[Records contained in a dataset]
───
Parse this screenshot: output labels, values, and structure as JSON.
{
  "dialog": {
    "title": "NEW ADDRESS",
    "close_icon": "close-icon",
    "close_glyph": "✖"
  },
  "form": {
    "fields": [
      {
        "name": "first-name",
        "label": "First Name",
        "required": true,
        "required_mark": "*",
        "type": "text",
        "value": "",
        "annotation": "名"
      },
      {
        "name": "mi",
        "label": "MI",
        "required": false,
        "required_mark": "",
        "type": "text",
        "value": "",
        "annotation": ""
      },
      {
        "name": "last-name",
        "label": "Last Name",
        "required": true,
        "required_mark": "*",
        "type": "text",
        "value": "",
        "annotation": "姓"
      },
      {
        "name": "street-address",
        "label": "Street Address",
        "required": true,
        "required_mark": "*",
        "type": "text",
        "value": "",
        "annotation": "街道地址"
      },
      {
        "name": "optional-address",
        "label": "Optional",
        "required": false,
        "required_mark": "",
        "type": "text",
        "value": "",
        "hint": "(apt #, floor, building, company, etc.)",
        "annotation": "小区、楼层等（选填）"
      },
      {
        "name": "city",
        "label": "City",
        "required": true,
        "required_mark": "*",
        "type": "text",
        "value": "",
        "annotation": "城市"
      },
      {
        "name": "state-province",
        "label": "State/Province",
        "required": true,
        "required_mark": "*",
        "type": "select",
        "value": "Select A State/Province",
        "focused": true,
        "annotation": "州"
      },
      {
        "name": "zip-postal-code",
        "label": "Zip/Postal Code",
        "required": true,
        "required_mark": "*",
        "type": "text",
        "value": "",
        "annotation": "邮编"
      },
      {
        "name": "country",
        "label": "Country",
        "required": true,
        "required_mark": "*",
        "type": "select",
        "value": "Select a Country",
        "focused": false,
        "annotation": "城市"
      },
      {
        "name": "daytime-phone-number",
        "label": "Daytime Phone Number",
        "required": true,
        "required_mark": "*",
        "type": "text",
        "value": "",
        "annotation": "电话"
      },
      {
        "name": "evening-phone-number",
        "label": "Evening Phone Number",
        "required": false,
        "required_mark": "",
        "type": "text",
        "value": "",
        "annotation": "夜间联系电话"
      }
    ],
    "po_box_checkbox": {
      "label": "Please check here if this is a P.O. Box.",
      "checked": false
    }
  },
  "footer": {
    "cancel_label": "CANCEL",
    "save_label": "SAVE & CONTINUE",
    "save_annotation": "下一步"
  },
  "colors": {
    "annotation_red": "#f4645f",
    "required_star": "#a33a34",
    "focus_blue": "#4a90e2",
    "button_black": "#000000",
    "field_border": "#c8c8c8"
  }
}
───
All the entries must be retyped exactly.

Parse this screenshot: output labels, values, and structure as JSON.
{
  "dialog": {
    "title": "NEW ADDRESS",
    "close_icon": "close-icon",
    "close_glyph": "✖"
  },
  "form": {
    "fields": [
      {
        "name": "first-name",
        "label": "First Name",
        "required": true,
        "required_mark": "*",
        "type": "text",
        "value": "",
        "annotation": "名"
      },
      {
        "name": "mi",
        "label": "MI",
        "required": false,
        "required_mark": "",
        "type": "text",
        "value": "",
        "annotation": ""
      },
      {
        "name": "last-name",
        "label": "Last Name",
        "required": true,
        "required_mark": "*",
        "type": "text",
        "value": "",
        "annotation": "姓"
      },
      {
        "name": "street-address",
        "label": "Street Address",
        "required": true,
        "required_mark": "*",
        "type": "text",
        "value": "",
        "annotation": "街道地址"
      },
      {
        "name": "optional-address",
        "label": "Optional",
        "required": false,
        "required_mark": "",
        "type": "text",
        "value": "",
        "hint": "(apt #, floor, building, company, etc.)",
        "annotation": "小区、楼层等（选填）"
      },
      {
        "name": "city",
        "label": "City",
        "required": true,
        "required_mark": "*",
        "type": "text",
        "value": "",
        "annotation": "城市"
      },
      {
        "name": "state-province",
        "label": "State/Province",
        "required": true,
        "required_mark": "*",
        "type": "select",
        "value": "Select A State/Province",
        "focused": true,
        "annotation": "州"
      },
      {
        "name": "zip-postal-code",
        "label": "Zip/Postal Code",
        "required": true,
        "required_mark": "*",
        "type": "text",
        "value": "",
        "annotation": "邮编"
      },
      {
        "name": "country",
        "label": "Country",
        "required": true,
        "required_mark": "*",
        "type": "select",
        "value": "Select a Country",
        "focused": false,
        "annotation": "城市"
      },
      {
        "name": "daytime-phone-number",
        "label": "Daytime Phone Number",
        "required": true,
        "required_mark": "*",
        "type": "text",
        "value": "",
        "annotation": "电话"
      },
      {
        "name": "evening-phone-number",
        "label": "Evening Phone Number",
        "required": false,
        "required_mark": "",
        "type": "text",
        "value": "",
        "annotation": "夜间联系电话"
      }
    ],
    "po_box_checkbox": {
      "label": "Please check here if this is a P.O. Box.",
      "checked": false
    }
  },
  "footer": {
    "cancel_label": "CANCEL",
    "save_label": "SAVE & CONTINUE",
    "save_annotation": "下一步"
  },
  "colors": {
    "annotation_red": "#f4645f",
    "required_star": "#a33a34",
    "focus_blue": "#4a90e2",
    "button_black": "#000000",
    "field_border": "#c8c8c8"
  }
}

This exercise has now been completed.